DragonCon Boycott Over Alleged Child Molester
Last week, a friend sent me the news that one of the founders of DragonCon, the large sci-fi/fantasy convention in Atlanta, GA, was arrested for child molestation. Ed Kramer was first arrested back in 2000 on charges that he sexually abused three teens but he was found to be physically incapable of standing trial. He was placed under house arrest though allowed to travel for medical treatment and to visit his mother.
In 2011, he was arrested again for violation of his bond conditions when he was found in a Connecticut hotel room with a camera and a 14-year old boy wearing nothing but a towel. After fighting extradition back to Georgia, he’s now finally back in jail waiting to face his charges.
This was all pretty horrifying, but I didn’t think much more of it due to the article stating that Kramer resigned from DragonCon back in 2000 shortly after his first arrest.
That is, until today, when Elyse alerted me to the fact that writer Nancy A. Collins is calling for a boycott of DragonCon based on the fact that they are apparently still paying him upwards of $150,000 per year. Collins points out that Kramer still holds stock in the convention and refuses to be bought out. DragonCon has had the past 12 years to come up with a solution to cut him out, such as dissolving and reincorporating, but they haven’t. Instead, according to this (trigger warning on this link) detailed account of Kramer’s transgressions, Collins has been “ostracized” from the convention circuit for her continued criticism of Kramer.
And so, a moral quandary appears!
While Kramer almost certainly has little to no control over the actual conference, every ticket sold does increase his personal wealth, which he has been using for the past 12 years to avoid trial and violate his bond. For the past four years, Skepchick has been unwittingly contributing to that by having a presence at DragonCon in the form of participation in the SkepTrack. I always enjoy DragonCon, and there are tons of great skeptics in the area who come out for it. And, I’ve always accepted the fact that DragonCon is a for-profit business. But I’m not sure how I can feel good about participating again when I know where so much of that money is going.
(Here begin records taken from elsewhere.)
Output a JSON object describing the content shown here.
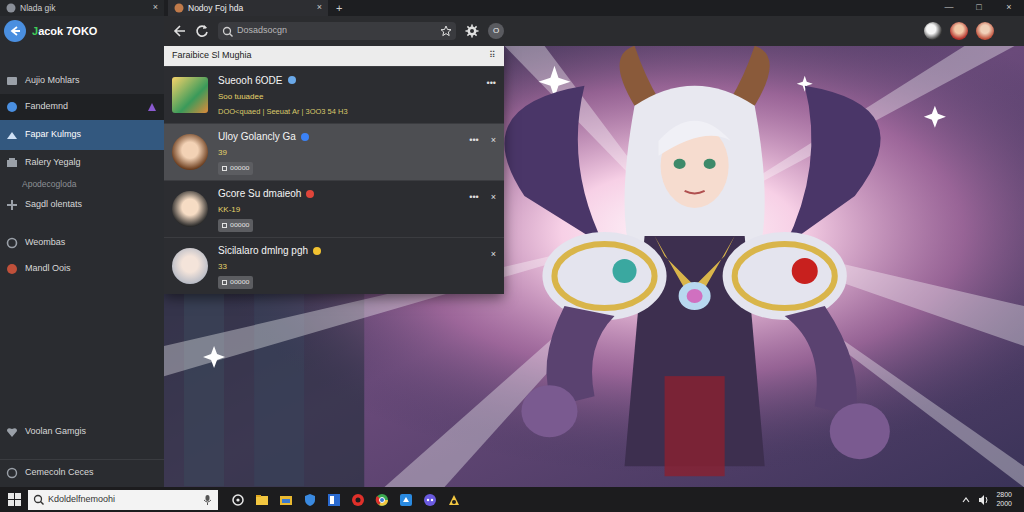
{
  "window": {
    "controls": [
      "—",
      "□",
      "×"
    ]
  },
  "tabs": [
    {
      "label": "Nlada gik",
      "selected": false,
      "close": "×"
    },
    {
      "label": "Nodoy Foj hda",
      "selected": true,
      "close": "×"
    }
  ],
  "new_tab": "+",
  "app": {
    "logo": "Jacok 7OKO"
  },
  "sidebar": {
    "items": [
      {
        "label": "Aujio Mohlars",
        "kind": "item",
        "selected": false,
        "hovered": false
      },
      {
        "label": "Fandemnd",
        "kind": "item",
        "selected": false,
        "hovered": true
      },
      {
        "label": "Fapar Kulmgs",
        "kind": "item",
        "selected": true,
        "hovered": false
      },
      {
        "label": "Ralery Yegalg",
        "kind": "item",
        "selected": false,
        "hovered": false
      },
      {
        "label": "Apodecogloda",
        "kind": "sub",
        "selected": false,
        "hovered": false
      },
      {
        "label": "Sagdl olentats",
        "kind": "item",
        "selected": false,
        "hovered": false
      },
      {
        "label": "Weombas",
        "kind": "item",
        "selected": false,
        "hovered": false
      },
      {
        "label": "Mandl Oois",
        "kind": "item",
        "selected": false,
        "hovered": false
      }
    ],
    "footer": [
      {
        "label": "Voolan Gamgis"
      },
      {
        "label": "Cemecoln Ceces"
      }
    ]
  },
  "toolbar": {
    "search": {
      "placeholder": "Dosadsocgn"
    },
    "profile": "O"
  },
  "panel": {
    "title": "Faraibice Sl Mughia",
    "menu": "⠿",
    "items": [
      {
        "title": "Sueooh 6ODE",
        "subtitle": "Soo tuuadee",
        "meta": "DOO<quaed | Seeuat Ar | 3OO3 54 H3",
        "tag": "",
        "kind": "detail",
        "selected": false,
        "actions": [
          "•••"
        ]
      },
      {
        "title": "Uloy Golancly Ga",
        "subtitle": "39",
        "meta": "",
        "tag": "ooooo",
        "kind": "tagged",
        "selected": true,
        "actions": [
          "•••",
          "×"
        ]
      },
      {
        "title": "Gcore Su dmaieoh",
        "subtitle": "KK-19",
        "meta": "",
        "tag": "ooooo",
        "kind": "tagged",
        "selected": false,
        "actions": [
          "•••",
          "×"
        ]
      },
      {
        "title": "Sicilalaro dmlng pgh",
        "subtitle": "33",
        "meta": "",
        "tag": "ooooo",
        "kind": "tagged",
        "selected": false,
        "actions": [
          "×"
        ]
      }
    ]
  },
  "taskbar": {
    "search": {
      "placeholder": "Kdoldelfnemoohi"
    },
    "time": "2800",
    "date": "2000"
  }
}
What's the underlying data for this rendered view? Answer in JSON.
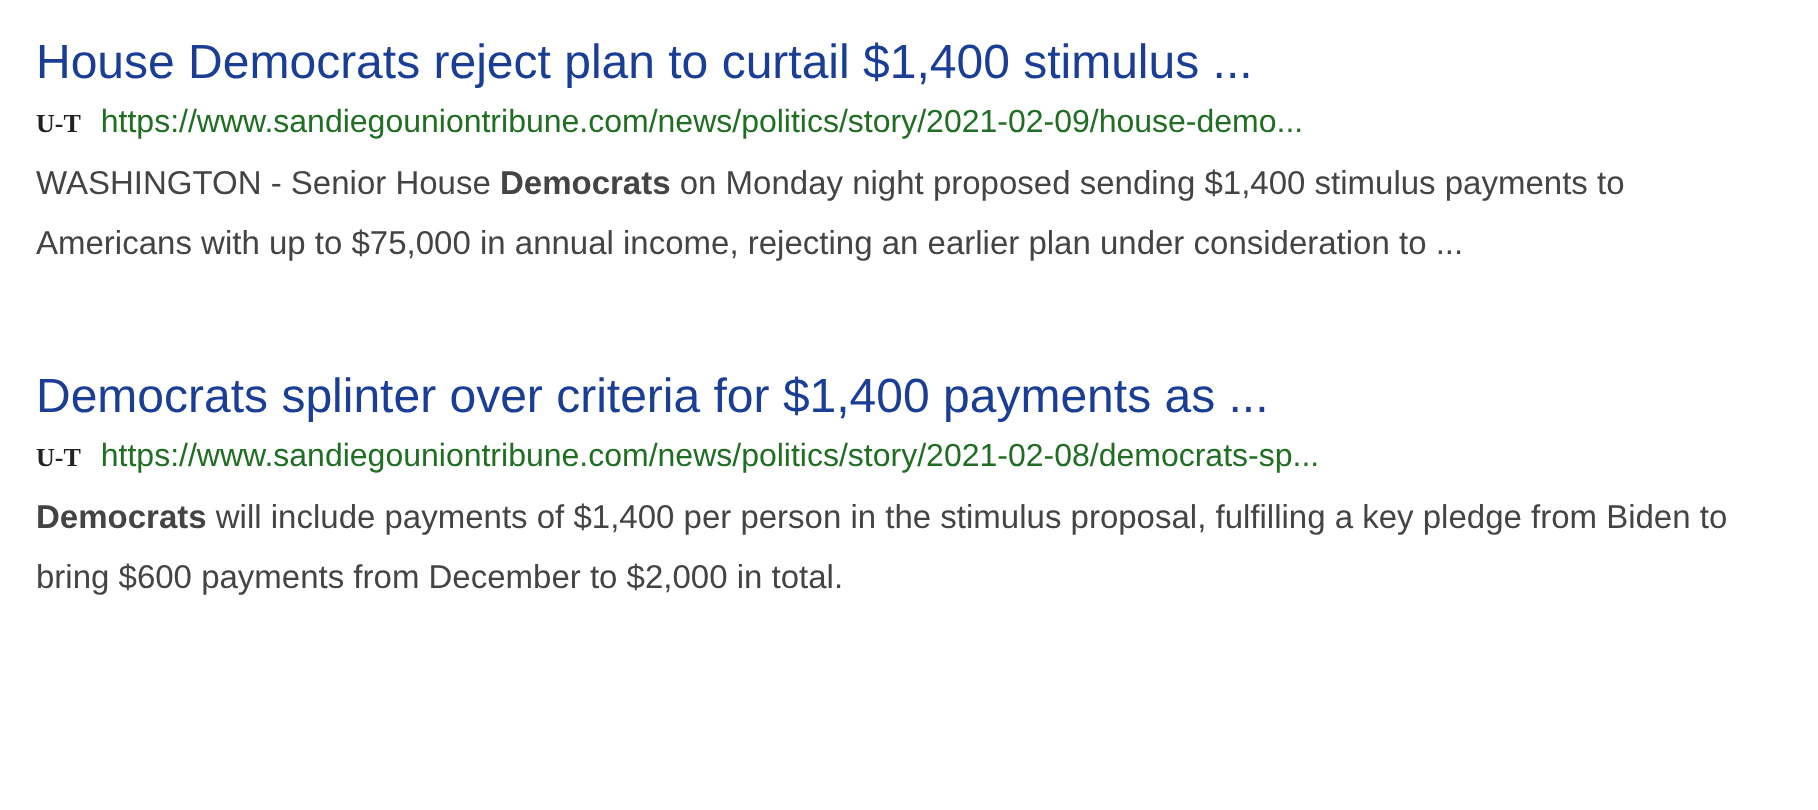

There’s a long-standing controversy over separating a work from its author. I’ve always strived to keep them separate and appreciate a work on its own, but when the author is a terrible person who benefits from my purchasing or participating in the work, it’s a different story. So to speak.
I’m not saying that I or Skepchick as a whole will definitely be boycotting DragonCon, as it’s something I have to think a lot about. But I do hope that DragonCon’s leadership will take this seriously and do the right thing, and save us all from a difficult decision.
EDIT: I’ve been informed that due to a legal battle between Kramer and DragonCon, DragonCon may be legally prohibited from defending themselves publicly at this time. I’ll be interested to hear their defense when they can state it.